- WHAT TO WORK ON -
Would you count the lines in the entries below that contain "gear"? Reply with the number only.

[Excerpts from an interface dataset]
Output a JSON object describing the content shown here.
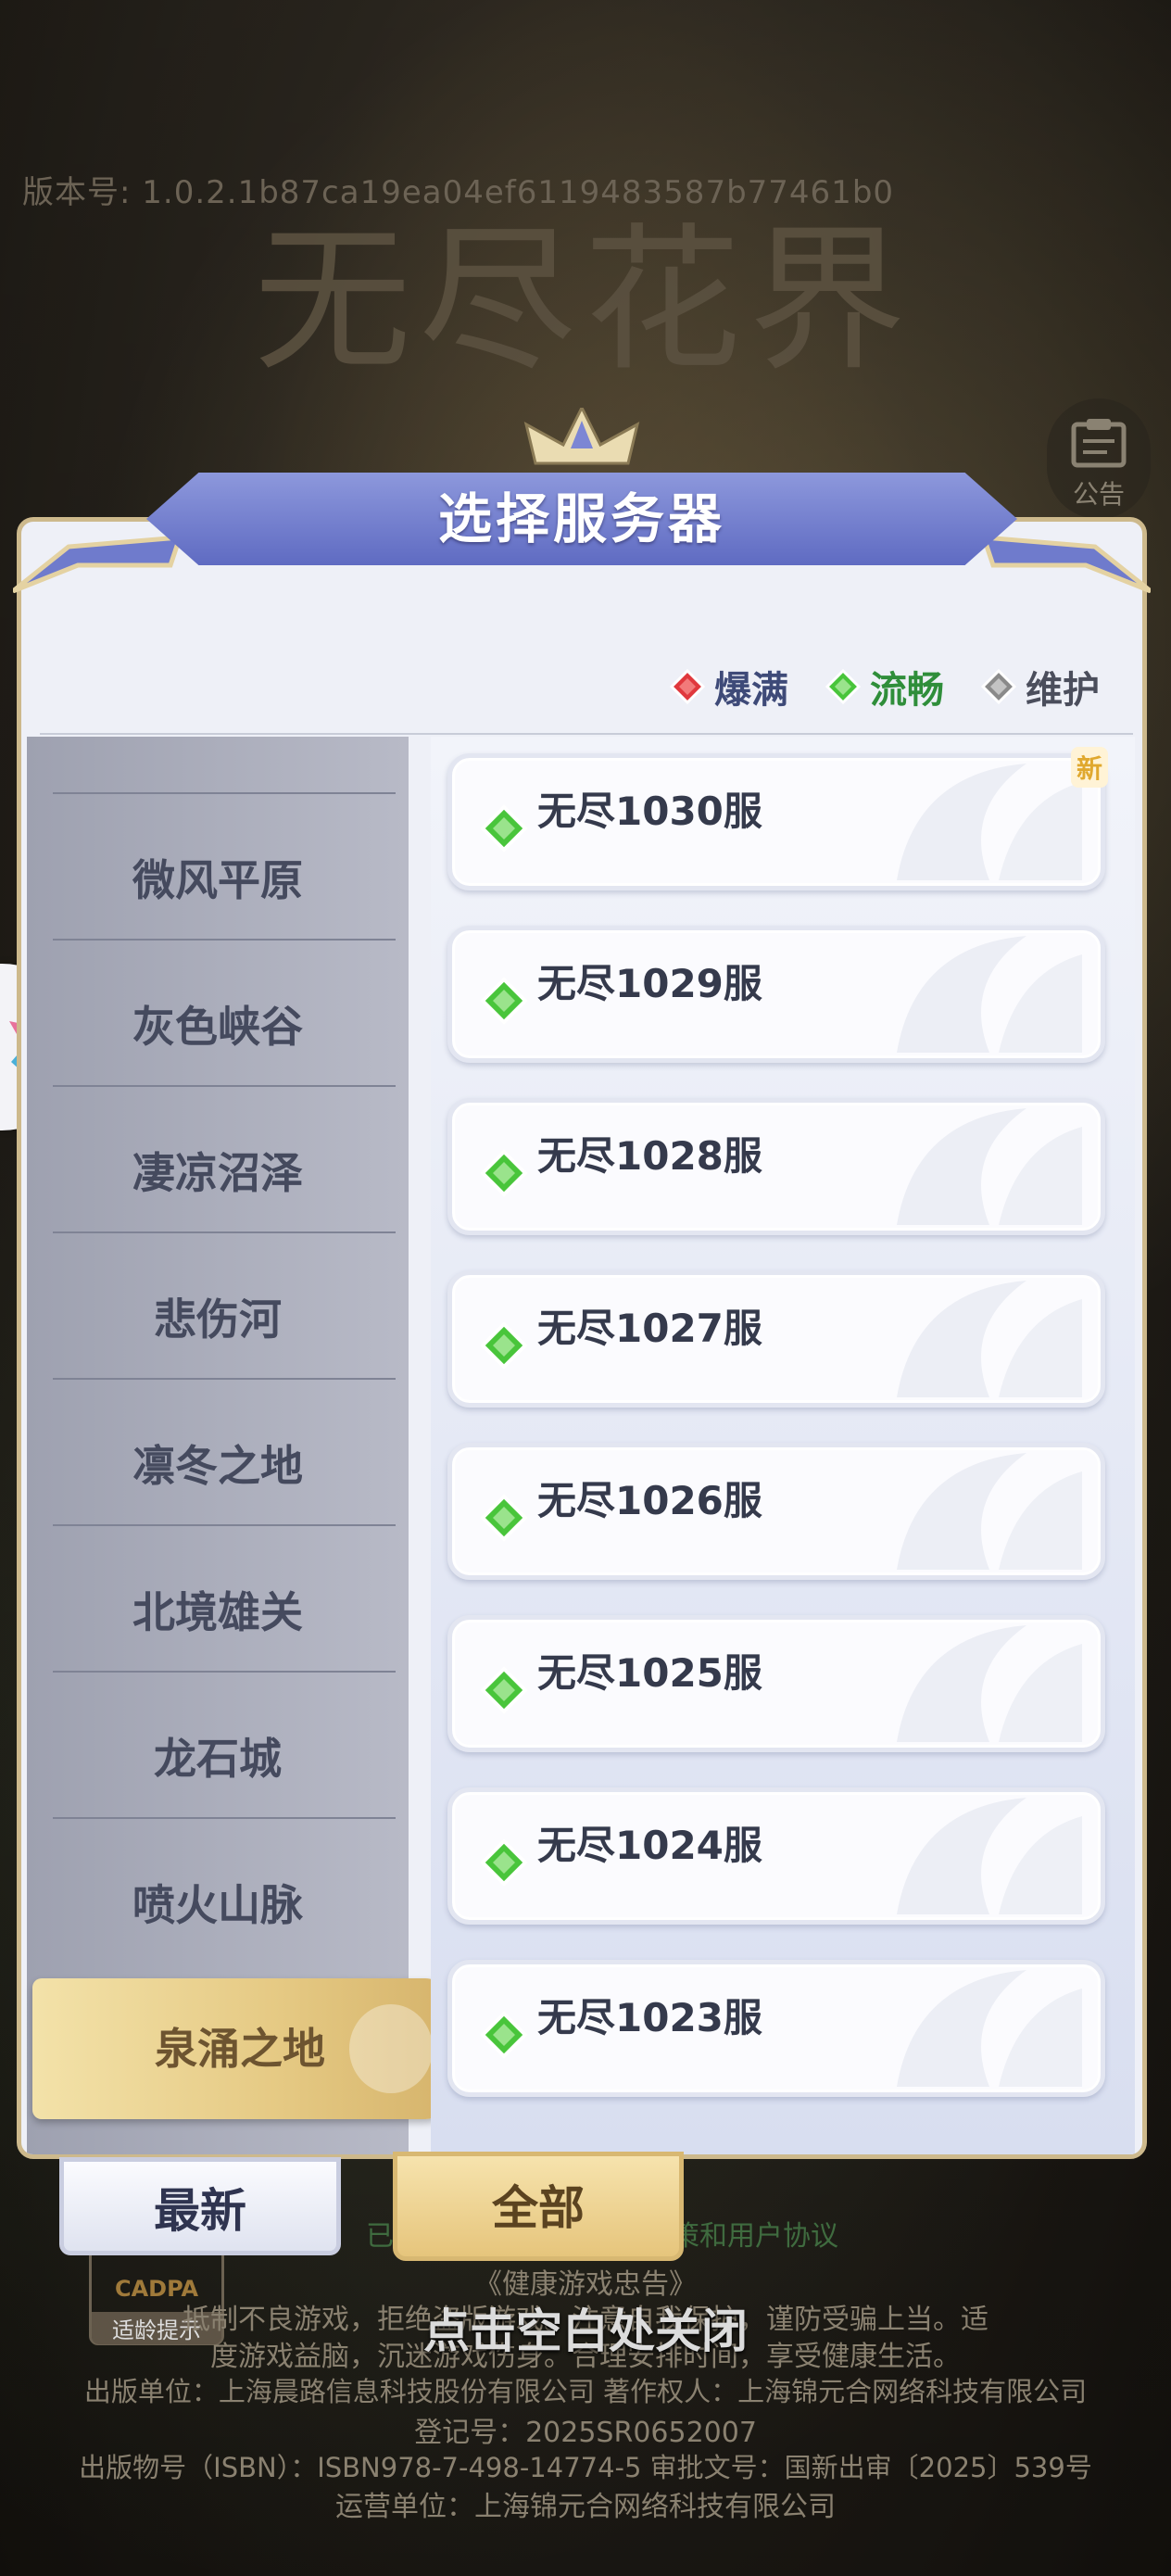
{
  "background": {
    "version_text": "版本号: 1.0.2.1b87ca19ea04ef6119483587b77461b0",
    "game_logo": "无尽花界",
    "notice_label": "公告",
    "agreement_text": "已详细阅读并同意隐私政策和用户协议",
    "health_title": "《健康游戏忠告》",
    "health_line1": "抵制不良游戏，拒绝盗版游戏。注意自我保护，谨防受骗上当。适",
    "health_line2": "度游戏益脑，沉迷游戏伤身。合理安排时间，享受健康生活。",
    "publisher": "出版单位：上海晨路信息科技股份有限公司 著作权人：上海锦元合网络科技有限公司",
    "registration": "登记号：2025SR0652007",
    "isbn": "出版物号（ISBN）：ISBN978-7-498-14774-5 审批文号：国新出审〔2025〕539号",
    "operator": "运营单位：上海锦元合网络科技有限公司",
    "cadpa_mark": "CADPA",
    "cadpa_label": "适龄提示",
    "close_hint": "点击空白处关闭"
  },
  "panel": {
    "title": "选择服务器",
    "legend": [
      {
        "label": "爆满",
        "color": "#e0383d"
      },
      {
        "label": "流畅",
        "color": "#49c53b"
      },
      {
        "label": "维护",
        "color": "#8a8a8a"
      }
    ],
    "regions": [
      {
        "label": "微风平原"
      },
      {
        "label": "灰色峡谷"
      },
      {
        "label": "凄凉沼泽"
      },
      {
        "label": "悲伤河"
      },
      {
        "label": "凛冬之地"
      },
      {
        "label": "北境雄关"
      },
      {
        "label": "龙石城"
      },
      {
        "label": "喷火山脉"
      },
      {
        "label": "泉涌之地"
      }
    ],
    "active_region": "泉涌之地",
    "servers": [
      {
        "name": "无尽1030服",
        "status": "流畅",
        "tag": "新"
      },
      {
        "name": "无尽1029服",
        "status": "流畅"
      },
      {
        "name": "无尽1028服",
        "status": "流畅"
      },
      {
        "name": "无尽1027服",
        "status": "流畅"
      },
      {
        "name": "无尽1026服",
        "status": "流畅"
      },
      {
        "name": "无尽1025服",
        "status": "流畅"
      },
      {
        "name": "无尽1024服",
        "status": "流畅"
      },
      {
        "name": "无尽1023服",
        "status": "流畅"
      }
    ]
  },
  "tabs": {
    "latest": "最新",
    "all": "全部",
    "selected": "全部"
  },
  "colors": {
    "header_blue": "#6a76c8",
    "gold_accent": "#e5c983",
    "status_smooth": "#49c53b",
    "status_full": "#e0383d",
    "status_maint": "#8a8a8a"
  }
}
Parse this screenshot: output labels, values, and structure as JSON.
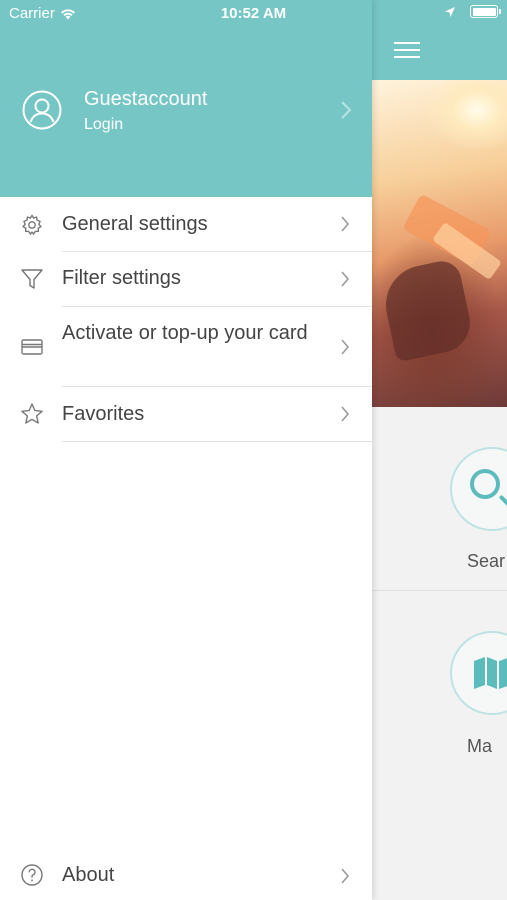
{
  "status_bar": {
    "carrier": "Carrier",
    "time": "10:52 AM"
  },
  "drawer": {
    "header": {
      "account_name": "Guestaccount",
      "login_label": "Login"
    },
    "items": [
      {
        "label": "General settings",
        "icon": "gear-icon"
      },
      {
        "label": "Filter settings",
        "icon": "filter-icon"
      },
      {
        "label": "Activate or top-up your card",
        "icon": "card-icon"
      },
      {
        "label": "Favorites",
        "icon": "star-icon"
      }
    ],
    "about": {
      "label": "About",
      "icon": "help-icon"
    }
  },
  "main": {
    "tiles": [
      {
        "label": "Sear",
        "icon": "search-icon"
      },
      {
        "label": "Ma",
        "icon": "map-icon"
      }
    ]
  },
  "colors": {
    "accent": "#76c6c6",
    "icon_teal": "#5cbcbc",
    "text": "#444444",
    "divider": "#e2e2e2"
  }
}
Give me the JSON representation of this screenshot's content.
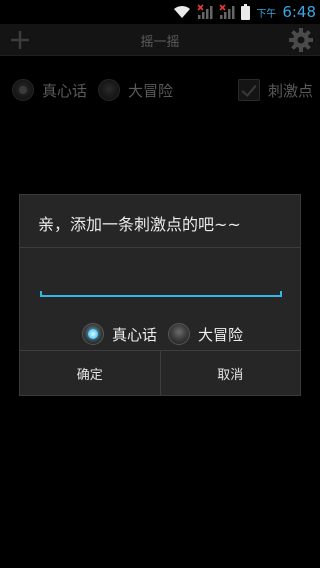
{
  "statusbar": {
    "ampm": "下午",
    "time": "6:48",
    "icons": [
      "wifi-icon",
      "signal-x-icon",
      "signal-x-icon",
      "battery-icon"
    ],
    "accent": "#33b5e5"
  },
  "actionbar": {
    "title": "摇一摇",
    "add_icon": "plus-icon",
    "settings_icon": "gear-icon"
  },
  "background_options": {
    "truth_label": "真心话",
    "dare_label": "大冒险",
    "exciting_label": "刺激点",
    "truth_selected": true,
    "dare_selected": false,
    "exciting_checked": true
  },
  "dialog": {
    "title": "亲，添加一条刺激点的吧~~",
    "input_value": "",
    "radio_truth_label": "真心话",
    "radio_dare_label": "大冒险",
    "selected": "truth",
    "confirm_label": "确定",
    "cancel_label": "取消"
  }
}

- TASK RESPONSE -
2